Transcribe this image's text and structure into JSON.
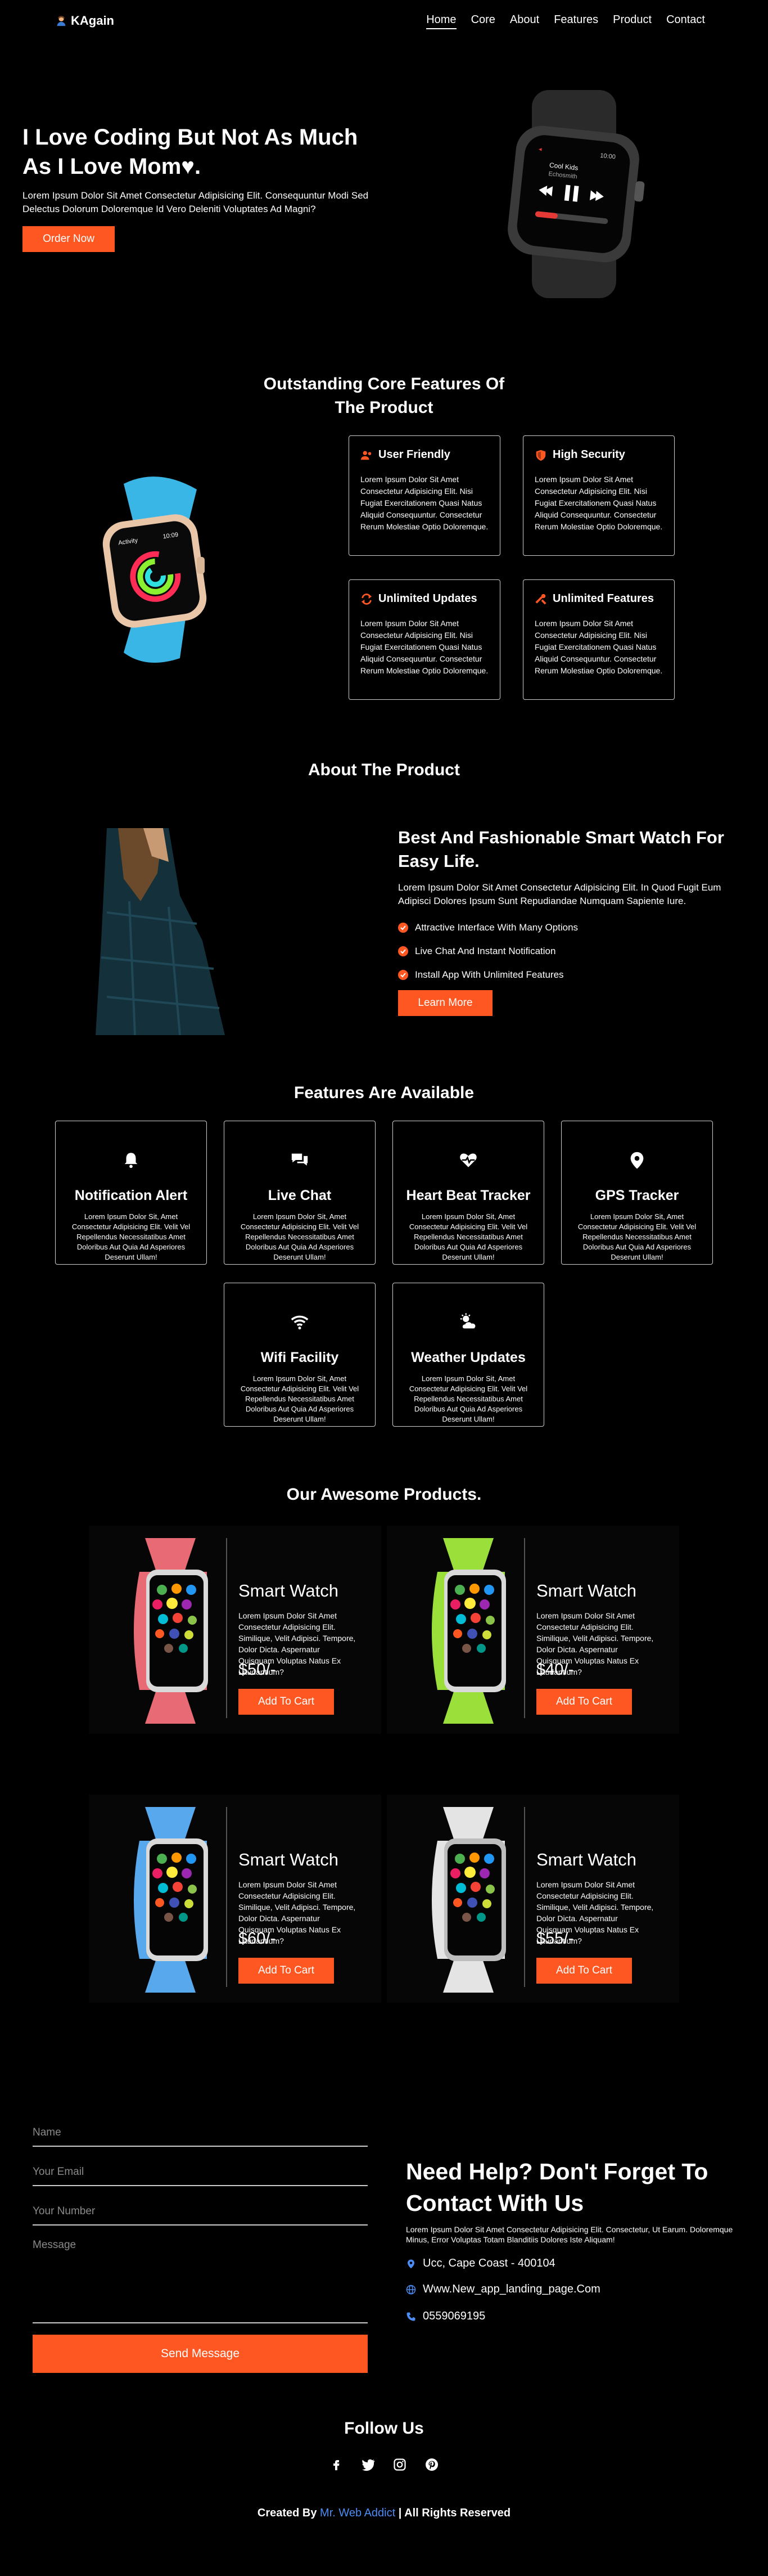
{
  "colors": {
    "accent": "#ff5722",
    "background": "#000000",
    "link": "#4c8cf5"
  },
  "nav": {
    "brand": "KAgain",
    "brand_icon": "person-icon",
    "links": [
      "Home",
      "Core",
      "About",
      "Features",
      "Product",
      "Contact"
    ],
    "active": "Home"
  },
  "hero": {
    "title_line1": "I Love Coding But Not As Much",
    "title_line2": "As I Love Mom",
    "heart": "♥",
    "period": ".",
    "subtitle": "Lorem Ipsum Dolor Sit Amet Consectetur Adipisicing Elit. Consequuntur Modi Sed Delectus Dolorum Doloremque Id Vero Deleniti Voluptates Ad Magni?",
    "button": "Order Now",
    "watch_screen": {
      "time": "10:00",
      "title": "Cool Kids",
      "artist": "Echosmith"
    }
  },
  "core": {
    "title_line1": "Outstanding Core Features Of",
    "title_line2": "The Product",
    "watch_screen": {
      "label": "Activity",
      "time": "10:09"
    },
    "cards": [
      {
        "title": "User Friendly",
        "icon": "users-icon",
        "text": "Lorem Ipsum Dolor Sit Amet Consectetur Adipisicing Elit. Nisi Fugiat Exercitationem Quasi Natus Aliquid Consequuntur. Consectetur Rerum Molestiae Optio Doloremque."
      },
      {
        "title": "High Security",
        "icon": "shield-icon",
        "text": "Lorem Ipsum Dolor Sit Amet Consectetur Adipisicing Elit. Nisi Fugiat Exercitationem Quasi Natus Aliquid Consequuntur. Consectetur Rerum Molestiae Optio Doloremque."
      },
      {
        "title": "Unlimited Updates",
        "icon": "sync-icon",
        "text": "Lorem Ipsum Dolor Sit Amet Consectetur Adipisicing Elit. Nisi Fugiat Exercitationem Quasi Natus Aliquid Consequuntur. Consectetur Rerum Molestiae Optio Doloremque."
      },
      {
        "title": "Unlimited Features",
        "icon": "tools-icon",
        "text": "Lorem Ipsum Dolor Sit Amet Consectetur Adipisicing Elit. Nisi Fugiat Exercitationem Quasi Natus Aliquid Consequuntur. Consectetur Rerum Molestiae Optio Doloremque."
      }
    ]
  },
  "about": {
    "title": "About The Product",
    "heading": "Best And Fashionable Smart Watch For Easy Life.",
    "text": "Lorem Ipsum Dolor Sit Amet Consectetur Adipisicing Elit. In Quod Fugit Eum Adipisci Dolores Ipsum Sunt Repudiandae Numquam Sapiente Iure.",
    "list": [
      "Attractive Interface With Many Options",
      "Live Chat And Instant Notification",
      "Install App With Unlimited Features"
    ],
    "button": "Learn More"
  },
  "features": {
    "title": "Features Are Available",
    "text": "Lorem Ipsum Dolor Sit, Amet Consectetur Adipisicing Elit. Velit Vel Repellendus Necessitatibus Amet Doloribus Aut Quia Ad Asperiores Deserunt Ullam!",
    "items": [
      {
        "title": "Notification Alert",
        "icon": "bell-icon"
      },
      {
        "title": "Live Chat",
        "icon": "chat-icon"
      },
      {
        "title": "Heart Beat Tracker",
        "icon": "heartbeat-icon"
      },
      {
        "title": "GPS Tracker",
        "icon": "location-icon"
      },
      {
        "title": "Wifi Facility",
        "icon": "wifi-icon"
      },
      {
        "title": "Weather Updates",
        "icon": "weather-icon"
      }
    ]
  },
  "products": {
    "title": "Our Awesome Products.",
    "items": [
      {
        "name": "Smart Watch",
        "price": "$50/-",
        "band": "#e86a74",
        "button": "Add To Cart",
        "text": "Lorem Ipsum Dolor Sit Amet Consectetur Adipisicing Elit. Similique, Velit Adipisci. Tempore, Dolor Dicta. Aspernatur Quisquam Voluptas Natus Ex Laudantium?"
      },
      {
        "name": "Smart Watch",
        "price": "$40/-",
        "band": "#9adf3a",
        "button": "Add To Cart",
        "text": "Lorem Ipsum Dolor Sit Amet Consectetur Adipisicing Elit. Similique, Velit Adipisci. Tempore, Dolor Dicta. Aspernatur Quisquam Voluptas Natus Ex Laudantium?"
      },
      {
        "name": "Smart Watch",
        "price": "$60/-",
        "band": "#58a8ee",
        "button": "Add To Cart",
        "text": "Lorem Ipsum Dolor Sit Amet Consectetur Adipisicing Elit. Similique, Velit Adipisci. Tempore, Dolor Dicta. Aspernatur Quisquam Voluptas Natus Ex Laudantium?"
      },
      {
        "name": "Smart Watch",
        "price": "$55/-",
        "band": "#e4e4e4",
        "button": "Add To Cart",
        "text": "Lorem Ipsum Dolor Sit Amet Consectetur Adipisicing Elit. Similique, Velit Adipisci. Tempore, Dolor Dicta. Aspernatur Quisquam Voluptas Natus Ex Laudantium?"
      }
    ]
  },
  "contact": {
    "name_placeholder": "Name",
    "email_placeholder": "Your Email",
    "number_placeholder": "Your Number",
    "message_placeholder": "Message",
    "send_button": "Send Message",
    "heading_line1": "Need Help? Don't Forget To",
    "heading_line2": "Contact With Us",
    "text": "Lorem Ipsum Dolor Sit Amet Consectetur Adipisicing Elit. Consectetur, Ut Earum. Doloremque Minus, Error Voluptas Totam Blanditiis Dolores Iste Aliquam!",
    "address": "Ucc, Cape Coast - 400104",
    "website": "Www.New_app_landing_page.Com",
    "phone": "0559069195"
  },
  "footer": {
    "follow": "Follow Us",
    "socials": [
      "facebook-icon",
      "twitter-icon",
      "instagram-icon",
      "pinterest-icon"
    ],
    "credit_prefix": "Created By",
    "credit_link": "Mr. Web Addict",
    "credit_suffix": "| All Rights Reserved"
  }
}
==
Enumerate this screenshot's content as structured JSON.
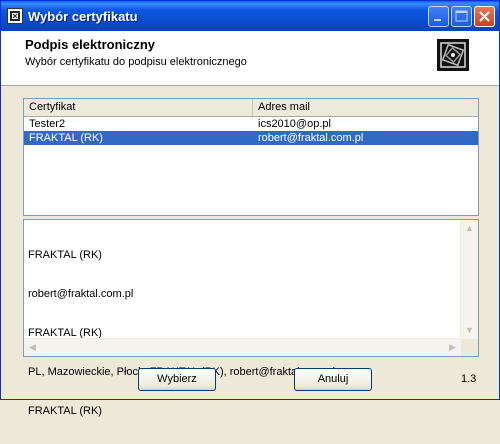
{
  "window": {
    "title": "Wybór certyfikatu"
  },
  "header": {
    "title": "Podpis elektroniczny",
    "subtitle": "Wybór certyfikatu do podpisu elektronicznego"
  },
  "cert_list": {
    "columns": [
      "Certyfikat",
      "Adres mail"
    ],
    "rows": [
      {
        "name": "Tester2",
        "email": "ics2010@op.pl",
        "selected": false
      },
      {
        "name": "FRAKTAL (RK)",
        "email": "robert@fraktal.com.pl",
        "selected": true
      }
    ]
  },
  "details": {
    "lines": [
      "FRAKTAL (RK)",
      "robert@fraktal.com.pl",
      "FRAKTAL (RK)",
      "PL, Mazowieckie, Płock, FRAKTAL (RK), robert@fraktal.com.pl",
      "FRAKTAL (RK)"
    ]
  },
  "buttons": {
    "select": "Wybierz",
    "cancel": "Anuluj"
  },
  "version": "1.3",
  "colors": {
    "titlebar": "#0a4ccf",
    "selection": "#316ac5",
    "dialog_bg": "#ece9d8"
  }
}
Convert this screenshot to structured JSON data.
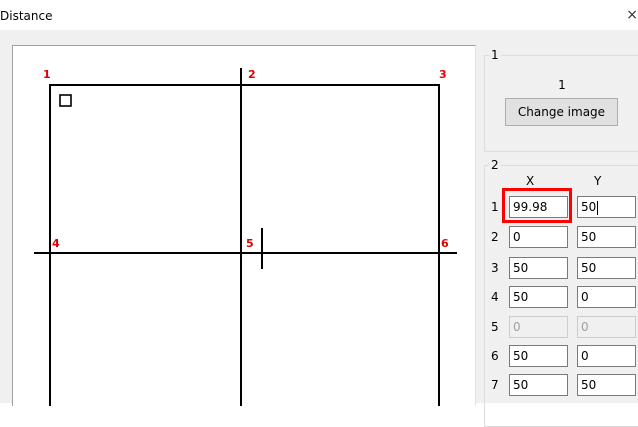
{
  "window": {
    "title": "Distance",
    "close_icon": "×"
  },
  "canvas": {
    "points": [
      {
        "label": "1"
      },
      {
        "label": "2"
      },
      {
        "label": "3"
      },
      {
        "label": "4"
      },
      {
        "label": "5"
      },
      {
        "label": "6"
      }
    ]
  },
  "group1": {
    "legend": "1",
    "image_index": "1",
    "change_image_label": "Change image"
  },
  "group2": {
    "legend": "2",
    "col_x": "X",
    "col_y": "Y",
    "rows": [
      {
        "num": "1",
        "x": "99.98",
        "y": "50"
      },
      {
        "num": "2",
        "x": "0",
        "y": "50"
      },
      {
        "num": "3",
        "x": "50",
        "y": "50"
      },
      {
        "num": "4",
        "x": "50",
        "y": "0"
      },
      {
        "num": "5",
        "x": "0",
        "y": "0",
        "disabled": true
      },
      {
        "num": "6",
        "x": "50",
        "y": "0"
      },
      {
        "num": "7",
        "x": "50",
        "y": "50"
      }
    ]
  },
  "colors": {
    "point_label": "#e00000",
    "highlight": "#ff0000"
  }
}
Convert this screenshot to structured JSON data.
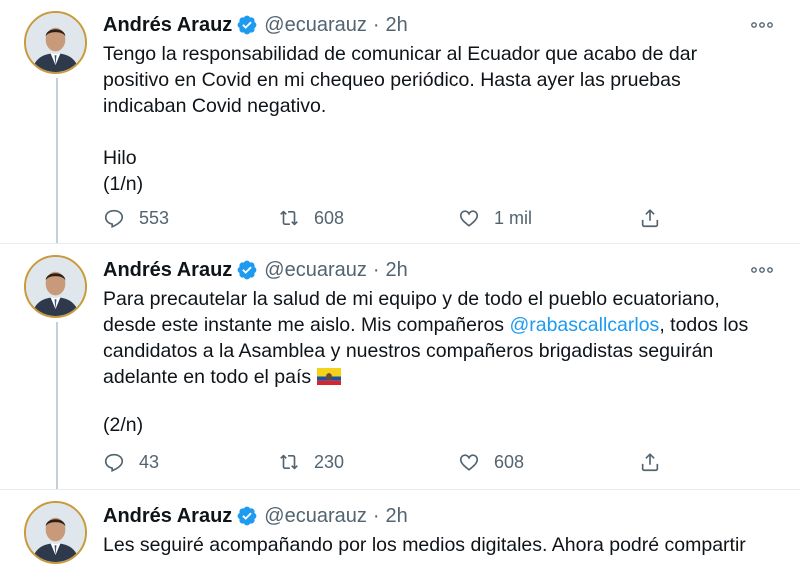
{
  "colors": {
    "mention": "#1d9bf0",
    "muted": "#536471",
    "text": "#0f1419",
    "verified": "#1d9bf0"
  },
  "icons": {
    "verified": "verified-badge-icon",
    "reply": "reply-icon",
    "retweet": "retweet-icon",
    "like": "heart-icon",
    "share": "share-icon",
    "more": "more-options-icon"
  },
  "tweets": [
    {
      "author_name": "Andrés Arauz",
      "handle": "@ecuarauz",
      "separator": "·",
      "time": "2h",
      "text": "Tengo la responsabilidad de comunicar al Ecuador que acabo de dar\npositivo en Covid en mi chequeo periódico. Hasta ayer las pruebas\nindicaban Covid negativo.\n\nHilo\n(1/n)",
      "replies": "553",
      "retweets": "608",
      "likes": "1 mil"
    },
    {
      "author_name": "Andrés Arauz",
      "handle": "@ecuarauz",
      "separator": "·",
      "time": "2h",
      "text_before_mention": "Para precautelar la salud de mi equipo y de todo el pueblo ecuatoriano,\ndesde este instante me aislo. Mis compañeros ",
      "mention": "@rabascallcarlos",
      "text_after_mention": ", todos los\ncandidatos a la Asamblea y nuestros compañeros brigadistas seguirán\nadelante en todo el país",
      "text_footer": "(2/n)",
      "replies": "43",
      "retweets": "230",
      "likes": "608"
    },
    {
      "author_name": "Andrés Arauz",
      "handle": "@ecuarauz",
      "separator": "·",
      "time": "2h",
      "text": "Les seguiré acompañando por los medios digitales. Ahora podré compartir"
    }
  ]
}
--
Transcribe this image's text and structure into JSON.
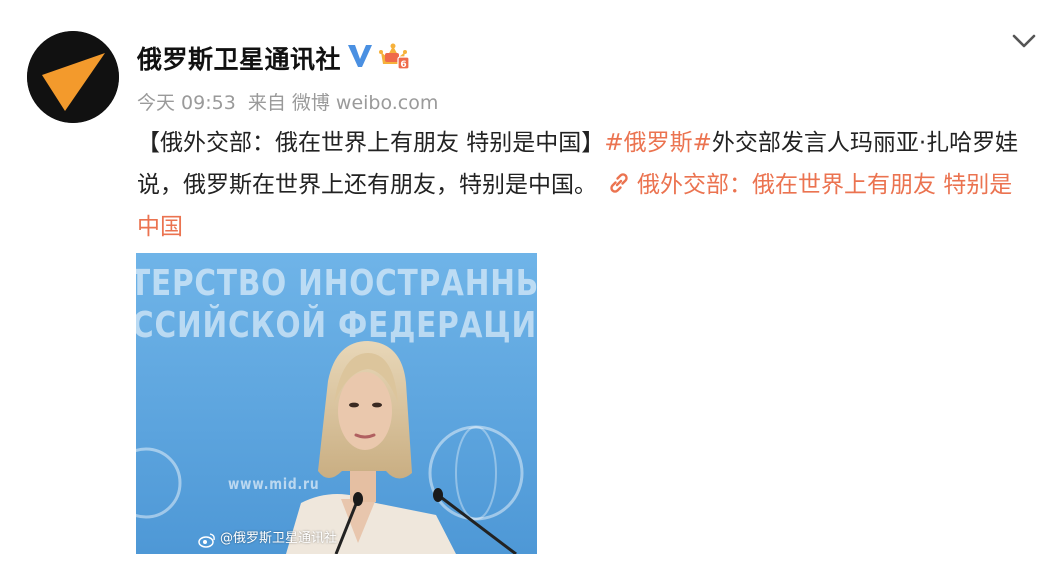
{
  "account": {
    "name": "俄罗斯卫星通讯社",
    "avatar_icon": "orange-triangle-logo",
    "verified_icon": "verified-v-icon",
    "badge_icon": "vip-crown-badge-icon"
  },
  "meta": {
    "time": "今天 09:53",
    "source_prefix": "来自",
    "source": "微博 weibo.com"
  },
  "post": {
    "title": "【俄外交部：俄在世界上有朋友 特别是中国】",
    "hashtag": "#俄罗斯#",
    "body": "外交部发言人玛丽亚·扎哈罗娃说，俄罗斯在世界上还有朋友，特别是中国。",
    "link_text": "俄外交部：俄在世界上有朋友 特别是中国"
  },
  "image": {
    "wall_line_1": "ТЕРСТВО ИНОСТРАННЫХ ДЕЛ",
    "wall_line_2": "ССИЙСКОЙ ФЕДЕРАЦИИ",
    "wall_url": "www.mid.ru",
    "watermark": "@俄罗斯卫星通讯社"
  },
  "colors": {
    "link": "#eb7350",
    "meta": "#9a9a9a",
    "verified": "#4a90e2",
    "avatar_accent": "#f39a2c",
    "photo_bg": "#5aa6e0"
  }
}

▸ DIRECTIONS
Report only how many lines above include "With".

▸ PROBLEM SOLUTION
3